Professor Chi presented her findings from 10 years of fieldwork interviewing women from China, Korea, the Philippines and Vietnam. Professor Chi is interested in these women’s experiences of being ‘marriage migrants’ and ‘domestic and care workers’ in Japan and Korea. Her argument was that both societies could do more to protect these women’s human rights. Professors Mimura and Fukuhara did a joint-presentation that also relied heavily on interviews. This time, the voices the audience heard about were those of North Korean men working on building sites in Mongolia and these men’s employers. Professor Mimura contextualised the details of Professor Fukuhara’s detailed fieldwork by placing these workers’ experiences in the framework of Mongolian-North Korean relations. The paper revealed how these worker’s experiences are increasingly influenced by international politics – in particular, the pressure exerted by the United States for Mongolia to reduce its support for North Korea.
The third paper moved away from interviews in person to consider the words of Russian politicians and officials as reported by that country’s media. Professor Golunov identified how Russian perceptions of Chinese migrants exist between two poles that he called ‘alarmism’ and ‘utilitarianism’. Although some politicians have resorted to critical portrayals of Chinese migrants as a threat to the nation’s security, others have taken a pragmatic approach favouring encouraging such migration as a boon to the economy. He concluded with the insight that as China’s economy becomes stronger, migration for Chinese is becoming less attractive. Furthermore, migration to China for Russians is actually becoming more appealing, who are enticed by the higher wages. Professor Jong Seok Park (Kyushu University) as commentator provided several new points for the panellists and the audience. These included a discussion about the role of ‘agency’ in women’s migration decisions and a questioning of the terms used to describe North Korea.

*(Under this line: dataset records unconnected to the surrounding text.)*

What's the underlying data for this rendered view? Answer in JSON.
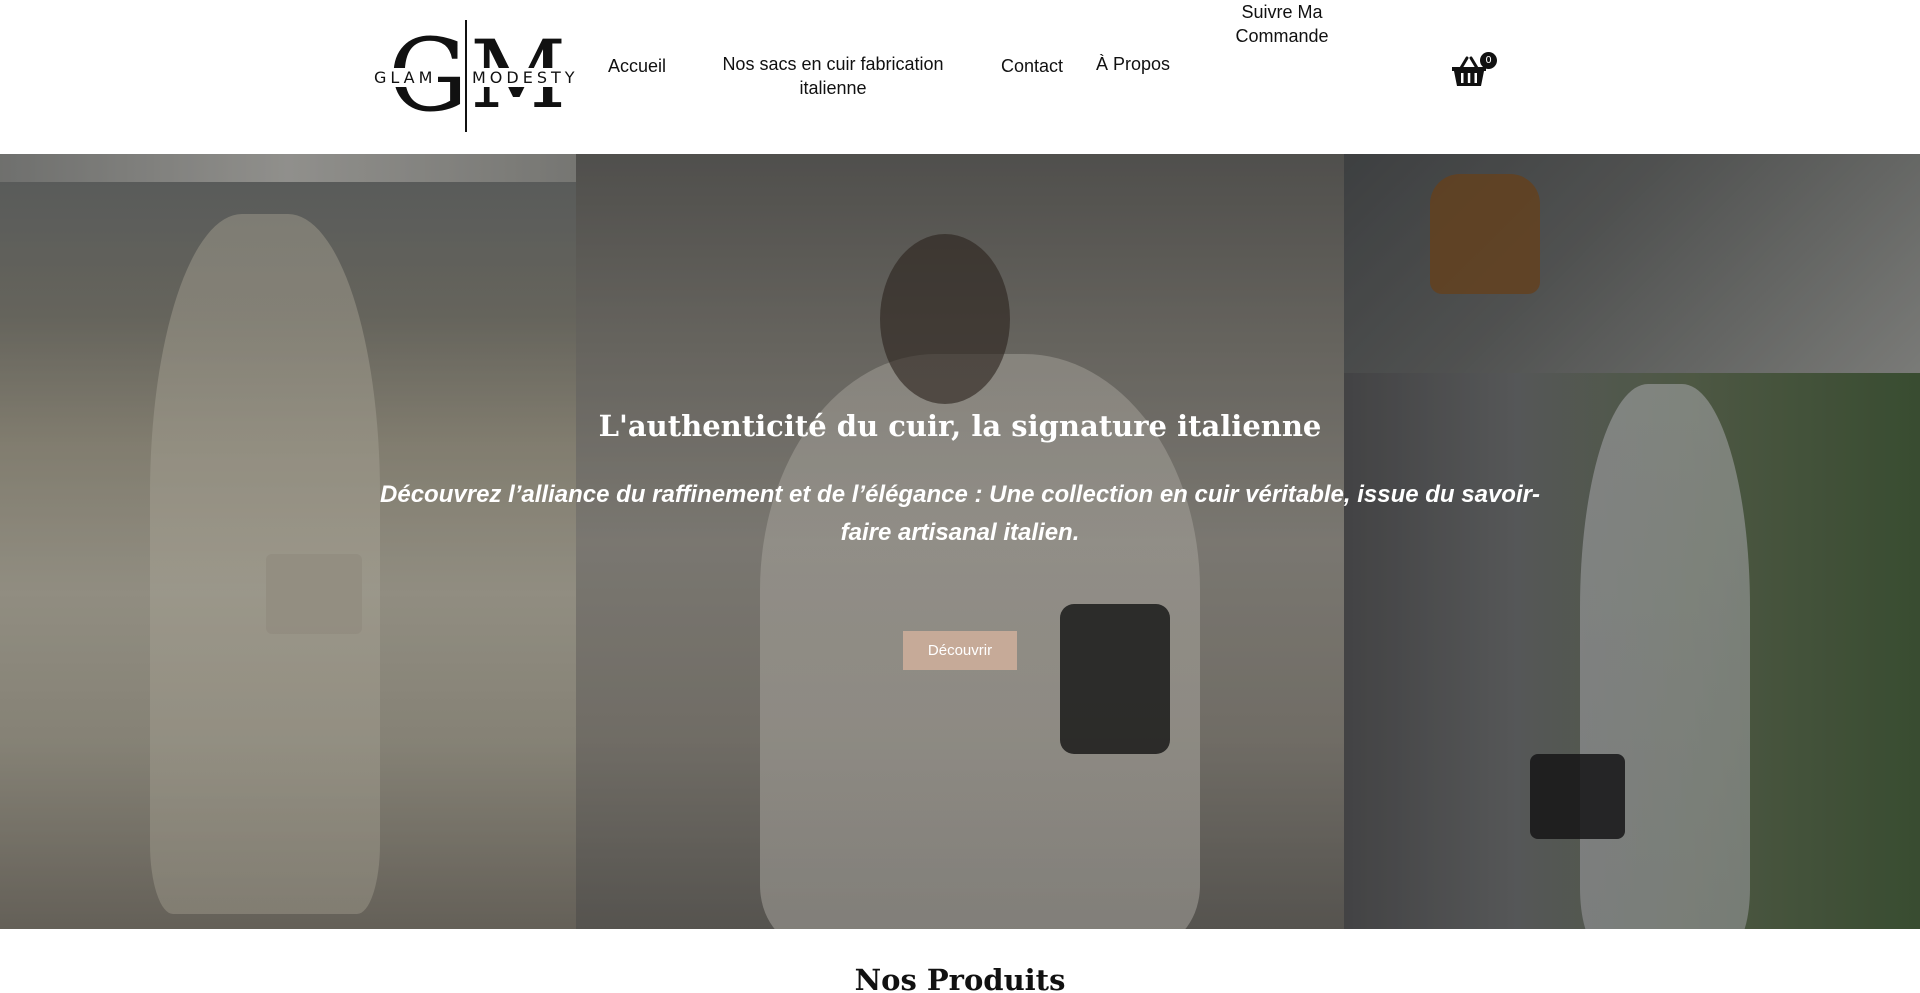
{
  "brand": {
    "monogram_left": "G",
    "monogram_right": "M",
    "word_left": "GLAM",
    "word_right": "MODESTY"
  },
  "nav": {
    "items": [
      {
        "label": "Accueil"
      },
      {
        "label": "Nos sacs en cuir fabrication italienne"
      },
      {
        "label": "Contact"
      },
      {
        "label": "À Propos"
      },
      {
        "label": "Suivre Ma Commande"
      }
    ]
  },
  "cart": {
    "count": "0",
    "icon": "basket-icon"
  },
  "hero": {
    "title": "L'authenticité du cuir, la signature italienne",
    "subtitle": "Découvrez l’alliance du raffinement et de l’élégance  : Une collection en cuir véritable, issue du savoir-faire artisanal italien.",
    "button_label": "Découvrir",
    "button_color": "#c6aa98"
  },
  "products": {
    "title": "Nos Produits"
  }
}
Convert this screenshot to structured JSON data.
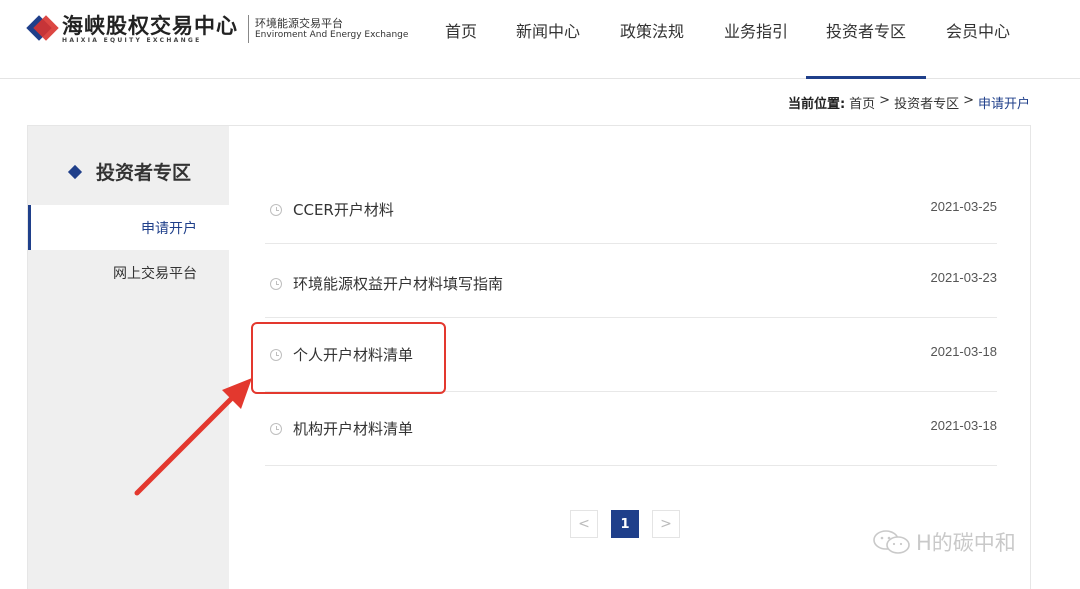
{
  "header": {
    "logo_cn": "海峡股权交易中心",
    "logo_en": "HAIXIA EQUITY EXCHANGE",
    "logo_sub_cn": "环境能源交易平台",
    "logo_sub_en": "Enviroment And Energy Exchange",
    "nav": [
      {
        "label": "首页",
        "active": false
      },
      {
        "label": "新闻中心",
        "active": false
      },
      {
        "label": "政策法规",
        "active": false
      },
      {
        "label": "业务指引",
        "active": false
      },
      {
        "label": "投资者专区",
        "active": true
      },
      {
        "label": "会员中心",
        "active": false
      }
    ]
  },
  "breadcrumb": {
    "label": "当前位置:",
    "items": [
      "首页",
      "投资者专区",
      "申请开户"
    ],
    "separator": ">"
  },
  "sidebar": {
    "title": "投资者专区",
    "items": [
      {
        "label": "申请开户",
        "active": true
      },
      {
        "label": "网上交易平台",
        "active": false
      }
    ]
  },
  "list": [
    {
      "title": "CCER开户材料",
      "date": "2021-03-25"
    },
    {
      "title": "环境能源权益开户材料填写指南",
      "date": "2021-03-23"
    },
    {
      "title": "个人开户材料清单",
      "date": "2021-03-18",
      "highlighted": true
    },
    {
      "title": "机构开户材料清单",
      "date": "2021-03-18"
    }
  ],
  "pagination": {
    "prev": "<",
    "current": "1",
    "next": ">"
  },
  "watermark": {
    "text": "H的碳中和"
  },
  "colors": {
    "brand": "#1f3f8a",
    "annotation": "#e3382e",
    "sidebar_bg": "#efefef"
  }
}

Following lunch, Jusen Asuka (Tohoku University) chaired the second session on “Migration, refugees and the environment”. The first speaker was Nina Hall (Johns Hopkins School of Advanced International Studies, Bologna, Italy). She spoke about how international organisations such as the United Nations High Commissioner for Refugees (UNHCR) and the International Organization for Migration (IOM) have adapted their mandates to meet the challenges of migration caused by climate change. John Campbell (University of Waikato, New Zealand) followed Professor Hall. He introduced his research on the threat posed by climate change to people living in Kiribati. While not central to his presentation, Professor Campbell’s view that the United Kingdom as the former colonial power should do more to acknowledge its responsibilities to the Kiribati people caught the attention of the audience. Benoit Mayer (Chinese University of Hong Kong) gave the last presentation of the seminar. He argued that rather than discuss climate change as a discrete factor contributing to migration, academics and policy-makers should think about the ‘climate-migration nexus’. Using the example of international law, Professor Mayer examined how climate change was one of many causes of migration that are entangled and cannot be separated out. The session concluded with comments by Kentaro Ono (Honorary Consul of the Republic of Kiribati in Sendai). He made a plea for academics not to apply the label of ‘climate refugee’ to the people of Kiribati. Instead, he urged the panellists to think of new terms that emphasised ‘migration with dignity’.
Following the two sessions, the symposium finished with a general discussion. Mr Ono’s argument provided the starting point for a debate about how to counter ignorance in Japan about refugees. More specifically, an international student asked what policy-makers might do to assist people in a country such as Bangladesh where the state has limited resources. The panellists conceded that there are no simple solutions but warned against thinking only about migration as a security issue. As the title of the symposium stressed ‘security perspectives’, this reminder of the importance of a humanitarian approach to migration and refugees was welcome. Akihiro Iwashita gave the closing remarks in which he thanked the staff of Tohoku University for their hard work in organising such a successful symposium.